Judge Hohnhorst gave of himself freely. He was always saying, "Stoker, Smyser and Harris and I are going to lunch, wanna come? I'm buyin'." He took me to all of his favorite restaurants in town. I think his favorite (and my least favorite) would have to be The Cove. Those are the days I wish we'd gone to Prasai's, but oh well. It was always enjoyable going to lunch with him.

He gave me some really outstanding advice while I was there. Law school taught me to be detail-oriented; Judge Hohnhorst taught me to be more concise. He would always give me insights into how certain lawyers operated, what he thought they did good, and what he knew they did not so good. He taught me to really think about things; he did not make fast decisions. He was a deliberator, and fairness was his #1 concern.

What I think I will remember the most is the way he approached his job. He was so concerned with handling each civil case with exactness, and he treated every criminal defendant like they were his own son. Judge Hohnhorst was notoriously long winded; all of our hearings lasted longer than the other judge's hearing. The Monday calendar was always the longest for everyone, but no matter what, Judge Hohnhorst's was longer. We would frequently go home after 5 pm, sometimes as late as 7:30 pm. It would concern him; he'd always ask us, "how can I get done with my calendar faster?" But it took so long because he counseled each defendant like a father. He took his time with them, and, quite often, he gave them another chance. At first I thought he was just "soft" on criminals. Now I see that he treated them like human beings.

Judge Hohnhorst his condition with more courage than I had ever seen from an individual. He was determined to lose 90 pounds in only a few months so he could be added to the list of donees. What is remarkable is that he succeeded. And because he couldn't breath heavily, he did it without exercise.

When my clerkship ended in August of 2006, I gave him the framed list I had compiled, as well as the book 1776 by David McCullough. Recently, I felt compelled to read 1776 myself. I never had the opportunity to tell Judge Hohnhorst that I read it as well. I went on to read (and am still reading) Lincoln by David Herbert Donald. I know this is a book that Judge Hohnhorst had read; I think I was inspired to read it mostly so I could understand Judge Hohnhorst a little better.

Today, I received an email that told me that Judge Hohnhorst had passed away, apparently in his sleep. I was devastated. I had emailed him several times within the past week, and hadn't received a response. I myself was concerned, but I hoped that he was just in surgery. Unfortunately, his wait was too long.

I stepped outside for a moment at lunchtime, and realized that I was still on this earth, and he was not. It was a surreal feeling.

I will never forget my mentor and friend, John C. Hohnhorst.
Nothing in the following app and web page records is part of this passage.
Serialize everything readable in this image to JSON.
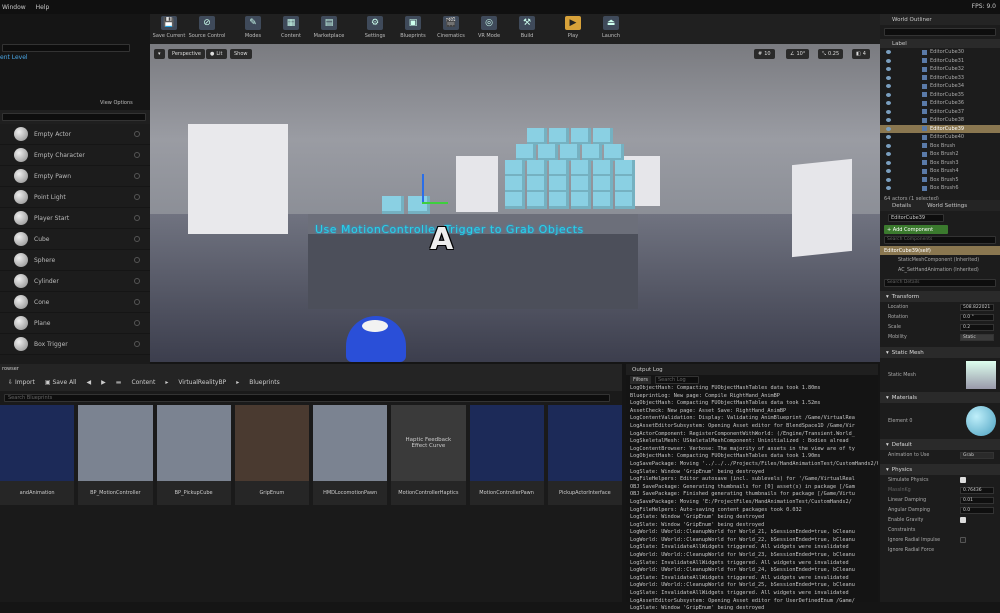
{
  "menu": {
    "window": "Window",
    "help": "Help",
    "fps": "FPS: 9.0"
  },
  "toolbar": [
    {
      "label": "Save Current",
      "icon": "save-icon",
      "glyph": "💾"
    },
    {
      "label": "Source Control",
      "icon": "source-control-icon",
      "glyph": "⊘"
    },
    {
      "label": "Modes",
      "icon": "modes-icon",
      "glyph": "✎"
    },
    {
      "label": "Content",
      "icon": "content-icon",
      "glyph": "▦"
    },
    {
      "label": "Marketplace",
      "icon": "marketplace-icon",
      "glyph": "▤"
    },
    {
      "label": "Settings",
      "icon": "settings-icon",
      "glyph": "⚙"
    },
    {
      "label": "Blueprints",
      "icon": "blueprints-icon",
      "glyph": "▣"
    },
    {
      "label": "Cinematics",
      "icon": "cinematics-icon",
      "glyph": "🎬"
    },
    {
      "label": "VR Mode",
      "icon": "vr-mode-icon",
      "glyph": "◎"
    },
    {
      "label": "Build",
      "icon": "build-icon",
      "glyph": "⚒"
    },
    {
      "label": "Play",
      "icon": "play-icon",
      "glyph": "▶"
    },
    {
      "label": "Launch",
      "icon": "launch-icon",
      "glyph": "⏏"
    }
  ],
  "left": {
    "current_level": "ent Level",
    "view_options": "View Options",
    "place_items": [
      "Empty Actor",
      "Empty Character",
      "Empty Pawn",
      "Point Light",
      "Player Start",
      "Cube",
      "Sphere",
      "Cylinder",
      "Cone",
      "Plane",
      "Box Trigger"
    ]
  },
  "viewport": {
    "perspective": "Perspective",
    "lit": "Lit",
    "show": "Show",
    "text": "Use MotionController Trigger to Grab Objects",
    "letter": "A",
    "grid": "10",
    "rot": "10°",
    "scale": "0.25",
    "cam": "4"
  },
  "outliner": {
    "title": "World Outliner",
    "label": "Label",
    "items": [
      "EditorCube30",
      "EditorCube31",
      "EditorCube32",
      "EditorCube33",
      "EditorCube34",
      "EditorCube35",
      "EditorCube36",
      "EditorCube37",
      "EditorCube38",
      "EditorCube39",
      "EditorCube40",
      "Box Brush",
      "Box Brush2",
      "Box Brush3",
      "Box Brush4",
      "Box Brush5",
      "Box Brush6"
    ],
    "selected": "EditorCube39",
    "count": "64 actors (1 selected)"
  },
  "details": {
    "tab1": "Details",
    "tab2": "World Settings",
    "name": "EditorCube39",
    "add": "+ Add Component",
    "search": "Search Components",
    "self": "EditorCube39(self)",
    "comps": [
      "StaticMeshComponent (Inherited)",
      "AC_SetHandAnimation (Inherited)"
    ],
    "search_details": "Search Details",
    "transform": "Transform",
    "location": "Location",
    "loc_v": "508.822021",
    "rotation": "Rotation",
    "rot_v": "0.0 °",
    "scale": "Scale",
    "scale_v": "0.2",
    "mobility": "Mobility",
    "static": "Static",
    "static_mesh": "Static Mesh",
    "static_mesh_prop": "Static Mesh",
    "materials": "Materials",
    "element": "Element 0",
    "default": "Default",
    "anim": "Animation to Use",
    "grab": "Grab",
    "physics": "Physics",
    "sim": "Simulate Physics",
    "mass": "MassInKg",
    "mass_v": "0.76436",
    "ldamp": "Linear Damping",
    "ldamp_v": "0.01",
    "adamp": "Angular Damping",
    "adamp_v": "0.0",
    "grav": "Enable Gravity",
    "constraints": "Constraints",
    "ig": "Ignore Radial Impulse",
    "igf": "Ignore Radial Force"
  },
  "content": {
    "title": "rowser",
    "import": "Import",
    "save_all": "Save All",
    "path": [
      "Content",
      "VirtualRealityBP",
      "Blueprints"
    ],
    "search": "Search Blueprints",
    "assets": [
      "andAnimation",
      "BP_MotionController",
      "BP_PickupCube",
      "GripEnum",
      "HMDLocomotionPawn",
      "MotionControllerHaptics",
      "MotionControllerPawn",
      "PickupActorInterface"
    ],
    "haptic_thumb": "Haptic Feedback Effect Curve"
  },
  "log": {
    "title": "Output Log",
    "filters": "Filters",
    "search": "Search Log",
    "lines": [
      "LogObjectHash: Compacting FUObjectHashTables data took   1.80ms",
      "BlueprintLog: New page: Compile RightHand_AnimBP",
      "LogObjectHash: Compacting FUObjectHashTables data took   1.52ms",
      "AssetCheck: New page: Asset Save: RightHand_AnimBP",
      "LogContentValidation: Display: Validating AnimBlueprint /Game/VirtualRea",
      "LogAssetEditorSubsystem: Opening Asset editor for BlendSpace1D /Game/Vir",
      "LogActorComponent: RegisterComponentWithWorld: (/Engine/Transient.World_",
      "LogSkeletalMesh: USkeletalMeshComponent: Uninitialized : Bodies alread",
      "LogContentBrowser: Verbose: The majority of assets in the view are of ty",
      "LogObjectHash: Compacting FUObjectHashTables data took   1.90ms",
      "LogSavePackage: Moving '../../../Projects/Files/HandAnimationTest/CustomHands2/G",
      "LogSlate: Window 'GripEnum' being destroyed",
      "LogFileHelpers: Editor autosave (incl. sublevels) for '/Game/VirtualReal",
      "OBJ SavePackage: Generating thumbnails for [0] asset(s) in package [/Gam",
      "OBJ SavePackage: Finished generating thumbnails for package [/Game/Virtu",
      "LogSavePackage: Moving 'E:/ProjectFiles/HandAnimationTest/CustomHands2/",
      "LogFileHelpers: Auto-saving content packages took 0.032",
      "LogSlate: Window 'GripEnum' being destroyed",
      "LogSlate: Window 'GripEnum' being destroyed",
      "LogWorld: UWorld::CleanupWorld for World_21, bSessionEnded=true, bCleanu",
      "LogWorld: UWorld::CleanupWorld for World_22, bSessionEnded=true, bCleanu",
      "LogSlate: InvalidateAllWidgets triggered.  All widgets were invalidated",
      "LogWorld: UWorld::CleanupWorld for World_23, bSessionEnded=true, bCleanu",
      "LogSlate: InvalidateAllWidgets triggered.  All widgets were invalidated",
      "LogWorld: UWorld::CleanupWorld for World_24, bSessionEnded=true, bCleanu",
      "LogSlate: InvalidateAllWidgets triggered.  All widgets were invalidated",
      "LogWorld: UWorld::CleanupWorld for World_25, bSessionEnded=true, bCleanu",
      "LogSlate: InvalidateAllWidgets triggered.  All widgets were invalidated",
      "LogAssetEditorSubsystem: Opening Asset editor for UserDefinedEnum /Game/",
      "LogSlate: Window 'GripEnum' being destroyed"
    ]
  }
}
Loghomeguy said...

I was a couple years younger than John. We met at summer camp, a debate workshop in 1971. We soon became close friends. I think John had been given a couple traffic tickets by the Washington State Patrol for slight infractions. He was always leery of the power of Government so I agree,while he was not soft on criminals, he was never too fast in passing judgment. I was sad to learn today, Dec. 19th 2008 of his passing. I want to thank you for writing such a good review of him.
I would love it if you could post his place of burial so I can pay my respects next time I am near there.

Michael Simmons loghomeguy12 at yahoo dot com.

WildBill1952 said...

I am John's first cousin, Bill Sedgwick, living in Jupiter, Florida. I was not aware of John's passing until I attempted to call him after my mother's (John's Aunt Dotty) passing in July of 2008. John was born 22 days after I was and we seemed to grow up together, although separated by a continent.

John and I got to see each other for about 2 weeks every other summer as we grew up. SInce I lived in Charlestion , SC we only made it out to Idaho once every two years. John and his Dad treated us like we had never been gone for a day, treating us to fishing trips and a thousand things we had never done before.

I last saw John in 1988 when my family made a visit to Idaho. It was only months before John's mother and father passed.

I thank you for the wonderful tribute to him.